How do you get noticed by hiring managers? In this virtual world of anonymity, it may seem hard to make your application stand out. However, you can create interest and be noticed. Here are some basic tips to get you started and land that job.
1. LinkedIn & Resumes
If you apply via LinkedIn or online, attach a resume. Although it’s not necessary, it will help set you apart. It saves the hiring managers from having to “print screen” and paste your qualifications into a word document. This way, your achievements will be presented in an easy-to-read document that’s effortlessly passed on to the relevant hiring managers at the company.
2. Naming Your Resume
When you submit your resume, use the following format to name the document:
Your last name, first name, and the position for which you applied.
For example, in my case it would be named: Hill-Sara-HR-Executive.
This makes your document easily identifiable for the hiring personnel. As hiring managers are sorting through hundreds of resumes for the six open positions, they will be able to find your resume quickly. Naming it “resume 2018” or “Annie’s resume” will hinder the hiring manager from locating your resume again. Make it easy for them – it’ll increase your chances of moving forward in the application process!

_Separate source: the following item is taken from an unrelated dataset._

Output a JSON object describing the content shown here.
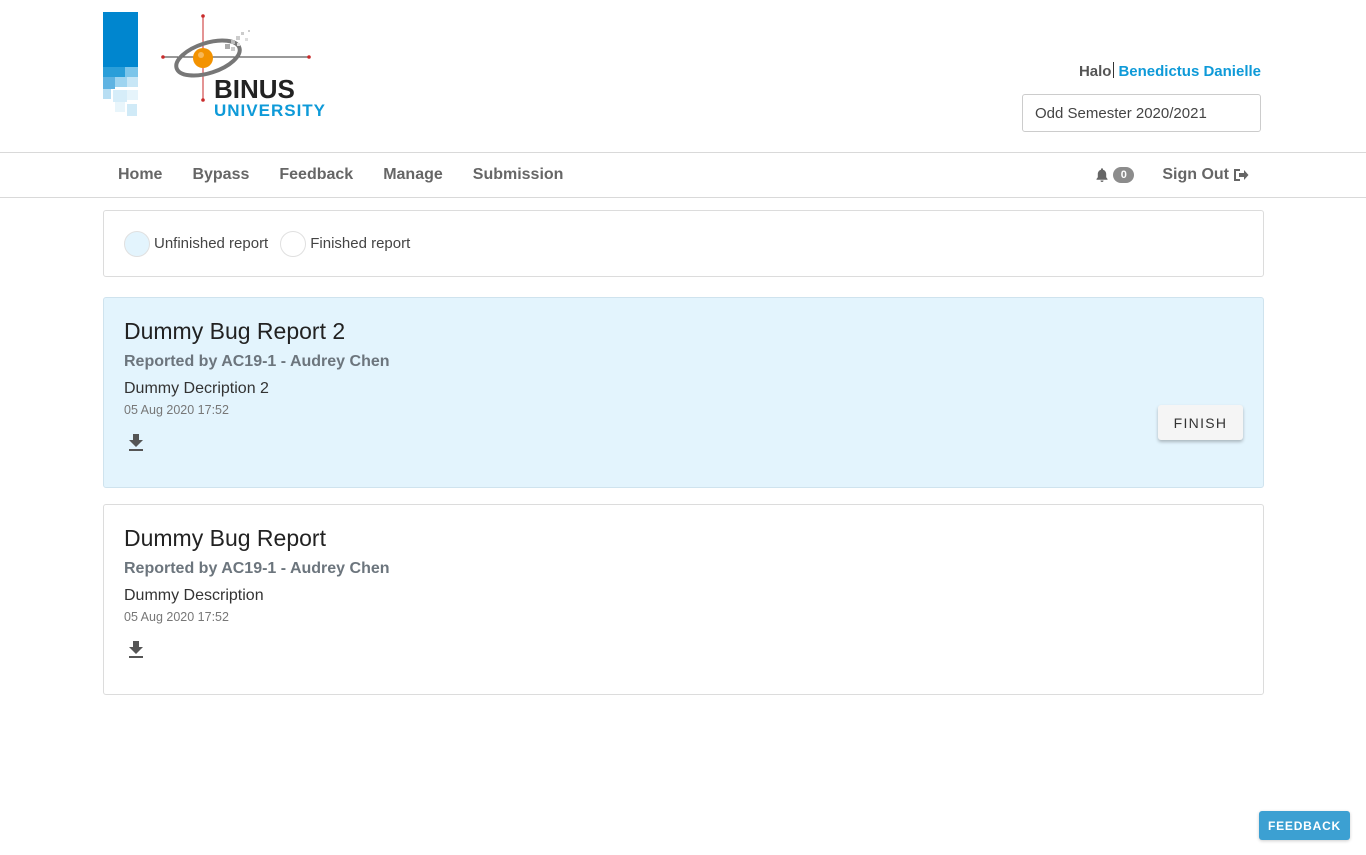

You’ve heard it before, but I’ll remind you again: SPELL CHECK your resume! Check and double-check for poor grammar, typos, and other errors. If you don’t know the difference between “there” and “their” or miss simple typos, that speaks badly about your ability to perform other, more difficult tasks. Show that you pay attention to detail and have the basic knowledge needed to perform the job for which you are applying.
4. Thoughtful Email
In your email to the hiring manager, be thorough and professional.
As a bad example, I got an email today that said: “I’m applying for the xxx job, please consider me. I’ve attached my resume.”
This email took minimal effort to compose and is impersonal. Spend at least a few minutes putting together an email that communicates your interest and qualifications. Make it personal and specific to the job and company. You want an email that will stand out and grab their attention.
5. The Importance of a Cover Letter
Don’t forget a cover letter! Out of about 50 resumes I went through yesterday, only ONE person included a cover letter. As such, that person stood out and moved on to the next phase of the hiring process. Including a cover letter WILL make a difference. Take the time to compose a cover letter that is specific to the job you’re applying for. It will take a little extra time, but it’s worth it.
6. Resume Length
Keep your resume short and sweet. The standard is one to three pages, depending on your work history and experience. The younger or less experienced you are, the shorter it should be. Hiring managers don’t have time to read a novel of your accomplishments. Include only those that are most relevant and best illustrate your skills.
7. Personal Details
Hiring managers really don’t want to know all the details of your family. In fact, we shouldn’t know.
For example: If you tell me you’re a family man who has been married for 18 years and have two daughters ages 12 and 14 who are involved in soccer, it won’t make me think you’re more qualified than anyone else.
Keep your resume, email, and cover letter relevant to the job and the skillset you bring. Those are the only qualifications the hiring managers are looking for.
These are just basic things you should check for before submitting your application. Follow these steps to ensure your application materials don’t blend in with the ocean of other resumes. Good luck!
Once you move on to the interviewing phase of your job search, be sure to watch our webinars with Sara Hill on phone interviews, virtual interviews, and in-person interviews.
Sara Hill is an HR Executive who has years of experience in hiring employees for major companies. She is a guest contributor for Petite2Queen.